On January 27, Jefferson Keel, President of the National Congress of the American Indians delivered the 9th Annual State of Indian Nations Address in Washington, D.C. Mr. Keel is also Lieutenant General of the Chickasaw Nation.
Up front, I want to clarify that while this column does take issue with a key aspect of Mr. Keel’s address the views expressed here are not intended in any way as a statement against him personally.
The title of Mr. Keel’s address was “Sovereign Indian Nations at the Dawn of a New Era.” He opened his address under the heading: “Toward a More Perfect Union,” a reference to the preamble to the United States Constitution.
Mr. Keel’s use of the phrase “Toward a More Perfect Union” is troubling because it creates a kind of category confusion. Our Indian nations did not enter into a “union” with the political system of the United States by making treaties with the United States.
While the use of “perfect union” makes perfect sense when used by an American politician, when used by an Indian leader, it does not accord the proper level of respect for the fact that our Indian nations are distinct from and not part of a “union with” or “union of” the United States. A better Introduction for respecting the distinctiveness or our nations would have been, “Toward More Perfect Relations Between Sovereign Nations.”
Mr. Keel’s use of the notion of movement “toward” a “more perfect union” was problematic for another reason: It too closely matches something that President Obama said in his December 16, 2010 statement of “support” for the U.N. Declaration on the Rights of Indigenous Peoples.
Mr. Obama said that the UN Declaration is “a matter of whether we’re going to live up to our basic values. It’s a matter of upholding an ideal that has always defined who we are as Americans. E Pluribus Unum. Out of many one. That’s why we are here. That’s what we’re called to do.” “Unum” means “one” in Latin. This concept thus matches Mr. Keel’s use of the phrase “a more perfect union.”
These remarks by President Obama’s to an audience of hundreds of American Indian leaders—and his specific use of phrases such as “out of many one,” and “who we are as Americans”—implicitly references a long standing United States agenda toward Indian nations that is still being carried out today. That agenda involves an effort to by the United States government to politically meld or integrate our Indian nations into the body politic and consciousness of the United States.
Referring to us as “Native Americans” (which, unfortunately, Indian Country Today Media Network is now beginning to do), as President Obama did in his Dec. 16 address, is also blurring the distinction between our Indian nations and the United States.
The term “Native Americans” contains an implicit narrative. After traveling a troubled road through many historical eras, we as Indian people have psychologically arrived at a point in our thinking where we are now willing to say something that our ancestors who fought and died for our traditional ways of life refused say, “we are all Americans”—Indians and non-Indians alike. As if we as American Indians are simply the “Native” portion of the overall population of the American society.

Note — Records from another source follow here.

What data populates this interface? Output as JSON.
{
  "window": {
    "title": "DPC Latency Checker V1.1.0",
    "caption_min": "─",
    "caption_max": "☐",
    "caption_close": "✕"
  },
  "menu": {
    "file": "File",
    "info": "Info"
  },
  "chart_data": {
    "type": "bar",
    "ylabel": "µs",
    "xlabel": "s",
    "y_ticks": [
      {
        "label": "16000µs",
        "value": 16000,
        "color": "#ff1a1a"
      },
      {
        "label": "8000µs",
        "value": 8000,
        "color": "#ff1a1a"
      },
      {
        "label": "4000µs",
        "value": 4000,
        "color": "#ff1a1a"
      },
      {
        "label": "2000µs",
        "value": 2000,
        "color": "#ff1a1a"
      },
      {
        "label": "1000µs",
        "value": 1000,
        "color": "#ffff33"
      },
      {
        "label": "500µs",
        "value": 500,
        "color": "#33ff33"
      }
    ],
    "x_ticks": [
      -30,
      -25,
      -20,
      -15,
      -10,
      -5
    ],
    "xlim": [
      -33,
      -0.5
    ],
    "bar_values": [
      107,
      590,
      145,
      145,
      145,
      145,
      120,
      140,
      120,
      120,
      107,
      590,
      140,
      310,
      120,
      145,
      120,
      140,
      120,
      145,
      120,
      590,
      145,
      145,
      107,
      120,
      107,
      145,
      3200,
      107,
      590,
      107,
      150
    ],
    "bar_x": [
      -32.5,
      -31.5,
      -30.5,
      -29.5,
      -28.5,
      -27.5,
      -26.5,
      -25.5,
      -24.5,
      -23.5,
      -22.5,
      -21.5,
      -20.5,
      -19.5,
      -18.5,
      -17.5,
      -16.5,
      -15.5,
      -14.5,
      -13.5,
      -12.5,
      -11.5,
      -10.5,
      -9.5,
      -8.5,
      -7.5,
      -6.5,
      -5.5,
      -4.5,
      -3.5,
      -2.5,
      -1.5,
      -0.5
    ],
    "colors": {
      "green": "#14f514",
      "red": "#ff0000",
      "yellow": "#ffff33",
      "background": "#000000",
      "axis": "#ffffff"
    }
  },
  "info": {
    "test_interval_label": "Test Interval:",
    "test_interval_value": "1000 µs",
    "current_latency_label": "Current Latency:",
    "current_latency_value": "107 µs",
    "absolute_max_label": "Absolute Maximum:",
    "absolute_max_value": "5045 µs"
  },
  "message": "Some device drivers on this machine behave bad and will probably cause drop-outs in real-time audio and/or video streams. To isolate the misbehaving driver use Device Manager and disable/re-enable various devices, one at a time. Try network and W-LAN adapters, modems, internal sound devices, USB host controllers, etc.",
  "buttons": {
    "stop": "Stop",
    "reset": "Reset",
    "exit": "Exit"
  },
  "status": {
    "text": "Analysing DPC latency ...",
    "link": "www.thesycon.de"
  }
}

Such thinking is the thought-path of assimilation, derived from the philosophy of the “melting pot.” If not guarded against it will lead to something that United States government has desired for centuries, an end to our distinctiveness as Indian nations and peoples.
The United States agenda I am talking about dates back to “the Indian wars” and to the days in the 19th and 20th centuries when Indian children were forced into the government and church schools. Our own ancestors (family members) were forcibly programmed to daily raise the American flag and recite the American pledge of allegiance, and also go to a Christian church service one or two times a day in an effort to make us think of ourselves as just another variety of the “American” public.
We need to stay focused on our status as originally free, sovereign, and independent nations that entered into treaties with other independent nations. We don’t need rhetorical attempts to show that we as American Indian nations and peoples have supposedly become—in fulfillment of the United States’ plan to reduce us and render us down in its “melting pot”—“Americans,” just “Native” Americans.
Steven Newcomb (Shawnee/Lenape) is co-founder and co-director of the Indigenous Law Institute, author of “Pagans in the Promised Land: Decoding the Doctrine of Christian Discovery” (2008), and a columnist for Indian Country Today.